TORONTO -- Canadians onboard a cruise ship where four people have died and nine people have tested positive for coronavirus face a further anxious wait at sea.

Two of the four deaths on board the Zaandam, which is now in the Gulf of Mexico, have been blamed on COVID-19, the cruise company said.

Bob Rorison and his wife Marilyn, from Surrey, B.C, joined the South American cruise on March 7, to celebrate Bob’s 70th birthday.

The vessel has been denied docking at multiple South American ports and the cruise company, Holland America, is now appealing to authorities to let the ship dock in Florida.

“We’re going to be on the ship until there’s a guarantee that we can get off, get on a plane and get out of town,” Bob told CTV’s Your Morning on Wednesday.

“We’re resigned to the fact that maybe we’ll sit outside Fort Lauderdale for days, there’s a possibility they might have to go to another port.

“We’re just resigned and bitter and disappointed. It’s not fair the way we’re being treated.

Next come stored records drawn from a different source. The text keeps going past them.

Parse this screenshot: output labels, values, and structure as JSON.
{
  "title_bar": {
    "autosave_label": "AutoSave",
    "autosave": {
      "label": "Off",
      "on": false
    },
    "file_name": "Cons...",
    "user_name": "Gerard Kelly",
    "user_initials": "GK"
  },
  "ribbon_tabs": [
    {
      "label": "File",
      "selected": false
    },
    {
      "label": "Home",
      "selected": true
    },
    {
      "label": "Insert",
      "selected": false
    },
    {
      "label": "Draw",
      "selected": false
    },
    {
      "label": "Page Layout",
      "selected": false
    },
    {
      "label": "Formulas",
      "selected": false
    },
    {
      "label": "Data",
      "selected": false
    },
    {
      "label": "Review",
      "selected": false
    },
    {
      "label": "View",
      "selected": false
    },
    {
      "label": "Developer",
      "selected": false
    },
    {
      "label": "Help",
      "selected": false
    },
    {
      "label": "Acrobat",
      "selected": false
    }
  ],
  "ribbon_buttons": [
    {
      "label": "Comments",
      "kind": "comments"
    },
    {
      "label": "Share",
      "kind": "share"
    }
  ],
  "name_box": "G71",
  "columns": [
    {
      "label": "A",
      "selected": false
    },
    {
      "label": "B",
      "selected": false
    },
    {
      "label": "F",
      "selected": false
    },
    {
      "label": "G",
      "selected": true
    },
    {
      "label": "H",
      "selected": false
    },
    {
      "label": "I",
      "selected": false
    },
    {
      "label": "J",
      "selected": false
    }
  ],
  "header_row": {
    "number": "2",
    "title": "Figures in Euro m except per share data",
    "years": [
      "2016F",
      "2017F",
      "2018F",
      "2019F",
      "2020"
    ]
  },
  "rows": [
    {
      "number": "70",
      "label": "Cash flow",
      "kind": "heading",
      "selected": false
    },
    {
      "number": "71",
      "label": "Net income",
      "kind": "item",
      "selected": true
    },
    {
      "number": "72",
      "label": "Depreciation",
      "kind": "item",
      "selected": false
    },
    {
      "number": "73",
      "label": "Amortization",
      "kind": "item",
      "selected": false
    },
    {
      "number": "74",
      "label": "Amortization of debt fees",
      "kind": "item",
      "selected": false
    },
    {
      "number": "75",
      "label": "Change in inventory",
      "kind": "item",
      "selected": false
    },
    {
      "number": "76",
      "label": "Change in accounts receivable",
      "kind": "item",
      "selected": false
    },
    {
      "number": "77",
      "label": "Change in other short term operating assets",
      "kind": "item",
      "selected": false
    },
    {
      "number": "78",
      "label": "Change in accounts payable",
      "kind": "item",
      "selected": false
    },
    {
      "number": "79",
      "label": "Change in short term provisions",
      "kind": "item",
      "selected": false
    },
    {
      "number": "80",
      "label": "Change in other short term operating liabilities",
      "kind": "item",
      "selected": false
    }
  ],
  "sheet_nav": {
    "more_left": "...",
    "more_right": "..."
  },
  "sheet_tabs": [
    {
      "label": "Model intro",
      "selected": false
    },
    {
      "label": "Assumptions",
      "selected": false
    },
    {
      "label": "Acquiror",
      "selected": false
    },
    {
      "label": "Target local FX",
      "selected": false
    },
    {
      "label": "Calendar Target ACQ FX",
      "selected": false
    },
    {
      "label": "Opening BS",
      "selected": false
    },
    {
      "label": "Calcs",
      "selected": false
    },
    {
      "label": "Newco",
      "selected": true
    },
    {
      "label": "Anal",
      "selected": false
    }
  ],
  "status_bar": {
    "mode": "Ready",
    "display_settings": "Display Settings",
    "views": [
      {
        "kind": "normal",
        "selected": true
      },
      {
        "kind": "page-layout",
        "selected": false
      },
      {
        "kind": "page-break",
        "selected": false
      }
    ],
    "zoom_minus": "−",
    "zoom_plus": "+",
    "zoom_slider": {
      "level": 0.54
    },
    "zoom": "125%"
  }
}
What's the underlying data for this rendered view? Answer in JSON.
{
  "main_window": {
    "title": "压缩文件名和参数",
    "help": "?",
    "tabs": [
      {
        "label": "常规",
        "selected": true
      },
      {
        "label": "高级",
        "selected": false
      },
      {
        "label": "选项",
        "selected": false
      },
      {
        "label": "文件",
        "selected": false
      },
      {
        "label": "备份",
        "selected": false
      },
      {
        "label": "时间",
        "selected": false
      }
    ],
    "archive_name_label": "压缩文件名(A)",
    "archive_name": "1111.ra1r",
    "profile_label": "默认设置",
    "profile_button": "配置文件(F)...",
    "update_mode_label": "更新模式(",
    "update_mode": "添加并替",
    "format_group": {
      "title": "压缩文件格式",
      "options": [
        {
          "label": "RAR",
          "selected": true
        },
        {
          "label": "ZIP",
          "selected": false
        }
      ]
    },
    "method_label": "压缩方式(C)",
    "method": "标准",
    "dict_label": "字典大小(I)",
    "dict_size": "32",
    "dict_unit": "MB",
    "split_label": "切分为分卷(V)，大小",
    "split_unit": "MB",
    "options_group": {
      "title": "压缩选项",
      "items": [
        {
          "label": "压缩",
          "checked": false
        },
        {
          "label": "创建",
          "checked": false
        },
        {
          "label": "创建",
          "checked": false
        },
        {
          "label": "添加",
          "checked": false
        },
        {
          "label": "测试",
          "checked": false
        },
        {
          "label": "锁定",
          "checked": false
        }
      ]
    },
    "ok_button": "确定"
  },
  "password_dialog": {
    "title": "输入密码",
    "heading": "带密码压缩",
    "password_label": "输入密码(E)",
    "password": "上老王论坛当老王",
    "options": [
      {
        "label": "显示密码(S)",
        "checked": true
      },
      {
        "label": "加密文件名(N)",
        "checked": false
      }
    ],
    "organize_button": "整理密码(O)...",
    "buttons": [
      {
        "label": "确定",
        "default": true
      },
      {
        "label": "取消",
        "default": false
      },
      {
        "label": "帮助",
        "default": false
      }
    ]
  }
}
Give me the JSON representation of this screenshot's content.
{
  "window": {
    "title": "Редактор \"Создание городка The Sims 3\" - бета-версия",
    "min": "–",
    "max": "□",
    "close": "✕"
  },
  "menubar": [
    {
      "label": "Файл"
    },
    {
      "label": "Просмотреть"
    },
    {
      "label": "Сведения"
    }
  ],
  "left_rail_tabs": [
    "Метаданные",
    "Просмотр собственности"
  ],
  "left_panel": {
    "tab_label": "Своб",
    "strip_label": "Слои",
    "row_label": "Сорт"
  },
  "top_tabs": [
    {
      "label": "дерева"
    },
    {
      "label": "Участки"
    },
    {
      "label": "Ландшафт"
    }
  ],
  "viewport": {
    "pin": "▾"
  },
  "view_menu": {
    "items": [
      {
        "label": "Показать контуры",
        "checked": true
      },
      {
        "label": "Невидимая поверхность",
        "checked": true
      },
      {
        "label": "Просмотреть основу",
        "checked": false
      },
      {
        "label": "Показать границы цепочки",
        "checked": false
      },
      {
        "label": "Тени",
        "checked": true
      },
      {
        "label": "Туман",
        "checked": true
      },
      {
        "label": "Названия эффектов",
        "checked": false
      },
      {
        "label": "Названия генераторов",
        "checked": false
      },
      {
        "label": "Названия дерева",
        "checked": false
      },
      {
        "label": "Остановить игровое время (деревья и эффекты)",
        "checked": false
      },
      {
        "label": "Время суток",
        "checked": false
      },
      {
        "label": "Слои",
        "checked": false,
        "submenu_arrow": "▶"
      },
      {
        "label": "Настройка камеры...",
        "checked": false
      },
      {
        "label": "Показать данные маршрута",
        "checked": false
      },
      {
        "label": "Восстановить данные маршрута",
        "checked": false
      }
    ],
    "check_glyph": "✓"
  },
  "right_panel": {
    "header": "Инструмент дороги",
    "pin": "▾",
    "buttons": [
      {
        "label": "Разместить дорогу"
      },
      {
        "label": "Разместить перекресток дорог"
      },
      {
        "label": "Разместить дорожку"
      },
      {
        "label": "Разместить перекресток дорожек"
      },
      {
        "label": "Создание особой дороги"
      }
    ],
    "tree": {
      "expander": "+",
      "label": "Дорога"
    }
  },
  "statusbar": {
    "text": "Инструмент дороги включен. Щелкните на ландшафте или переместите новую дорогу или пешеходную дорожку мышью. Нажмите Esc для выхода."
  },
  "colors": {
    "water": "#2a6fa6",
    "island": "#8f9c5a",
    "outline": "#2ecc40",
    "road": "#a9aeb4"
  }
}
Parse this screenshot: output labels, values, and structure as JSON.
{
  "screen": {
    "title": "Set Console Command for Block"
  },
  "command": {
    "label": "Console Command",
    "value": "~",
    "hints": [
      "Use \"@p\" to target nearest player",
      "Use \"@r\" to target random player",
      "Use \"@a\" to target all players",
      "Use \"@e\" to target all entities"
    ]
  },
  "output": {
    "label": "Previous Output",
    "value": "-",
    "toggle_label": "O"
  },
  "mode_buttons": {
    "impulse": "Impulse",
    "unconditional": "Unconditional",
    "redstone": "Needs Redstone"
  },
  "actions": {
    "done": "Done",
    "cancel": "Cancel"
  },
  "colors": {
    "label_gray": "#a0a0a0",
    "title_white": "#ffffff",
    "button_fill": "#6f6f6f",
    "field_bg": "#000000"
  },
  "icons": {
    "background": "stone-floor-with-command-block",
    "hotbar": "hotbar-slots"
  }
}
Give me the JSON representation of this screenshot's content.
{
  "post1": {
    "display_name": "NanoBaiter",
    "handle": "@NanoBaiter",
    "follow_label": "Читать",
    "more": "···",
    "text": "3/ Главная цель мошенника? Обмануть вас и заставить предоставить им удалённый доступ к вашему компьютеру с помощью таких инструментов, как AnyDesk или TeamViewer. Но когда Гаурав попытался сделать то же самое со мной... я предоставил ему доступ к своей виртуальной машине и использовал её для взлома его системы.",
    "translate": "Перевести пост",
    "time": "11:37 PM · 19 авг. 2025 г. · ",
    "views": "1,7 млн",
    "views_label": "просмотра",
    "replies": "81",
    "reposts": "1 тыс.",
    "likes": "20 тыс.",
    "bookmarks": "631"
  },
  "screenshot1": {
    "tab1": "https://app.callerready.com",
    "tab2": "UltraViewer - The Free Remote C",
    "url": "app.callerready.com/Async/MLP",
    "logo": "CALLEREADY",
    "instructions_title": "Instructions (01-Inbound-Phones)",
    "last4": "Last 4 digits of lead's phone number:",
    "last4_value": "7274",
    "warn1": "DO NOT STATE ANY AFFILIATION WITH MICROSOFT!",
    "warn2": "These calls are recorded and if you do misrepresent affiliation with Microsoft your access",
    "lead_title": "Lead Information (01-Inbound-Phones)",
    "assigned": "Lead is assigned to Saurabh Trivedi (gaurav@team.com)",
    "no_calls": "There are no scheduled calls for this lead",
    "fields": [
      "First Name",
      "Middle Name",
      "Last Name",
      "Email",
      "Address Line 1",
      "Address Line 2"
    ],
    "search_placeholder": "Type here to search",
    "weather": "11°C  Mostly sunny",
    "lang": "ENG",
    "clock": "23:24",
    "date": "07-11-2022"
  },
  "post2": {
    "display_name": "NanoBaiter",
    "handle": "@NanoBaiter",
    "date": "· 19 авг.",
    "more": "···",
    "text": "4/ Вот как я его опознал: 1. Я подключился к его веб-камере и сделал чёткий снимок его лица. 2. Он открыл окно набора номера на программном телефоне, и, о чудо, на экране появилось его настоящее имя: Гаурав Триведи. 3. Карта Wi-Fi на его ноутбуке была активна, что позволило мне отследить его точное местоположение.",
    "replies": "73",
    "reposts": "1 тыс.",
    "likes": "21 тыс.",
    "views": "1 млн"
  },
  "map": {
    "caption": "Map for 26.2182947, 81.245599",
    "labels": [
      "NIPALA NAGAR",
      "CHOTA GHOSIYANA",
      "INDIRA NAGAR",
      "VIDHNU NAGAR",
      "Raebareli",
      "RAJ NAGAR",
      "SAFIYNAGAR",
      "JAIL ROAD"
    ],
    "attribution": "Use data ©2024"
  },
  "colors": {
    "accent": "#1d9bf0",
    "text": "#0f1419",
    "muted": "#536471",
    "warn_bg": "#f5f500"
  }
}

The world community has turned their backs on us.”

The Zaandam has transferred nearly 1,400 people to sister ship the Rotterdam, which is also trying to dock in Florida, leaving 450 guests and 602 crew members on the Zaandam, Holland America said. 

There were around 250 Canadian passengers on the Zaandam, Bob said.

Asked if he had received any contact from the Canadian government, he said “we haven’t heard from anybody.”

Frustrated passengers are now waiting to see if they can dock in Fort Lauderdale, Fla., on Thursday amid a dispute between the state governor over whether Florida’s stretched healthcare system can take on the extra caseload from the Zaandam as it battles to stop the spread of COVID-19.

"Just to drop people off at the place where we're having the highest number of cases right now just doesn't make a whole lot of sense," Florida Gov. Ron DeSantis said.

The U.S. Coast Guard has directed all cruise ships to remain at sea where they may be sequestered "indefinitely" during the coronavirus pandemic and be prepared to send any severely ill passengers to the countries where the vessels are registered.

President Donald Trump said Tuesday that he would speak to fellow Republican DeSantis about the ships.

- With files from CTV Vancouver’s Michele Brunoro and The Associated Press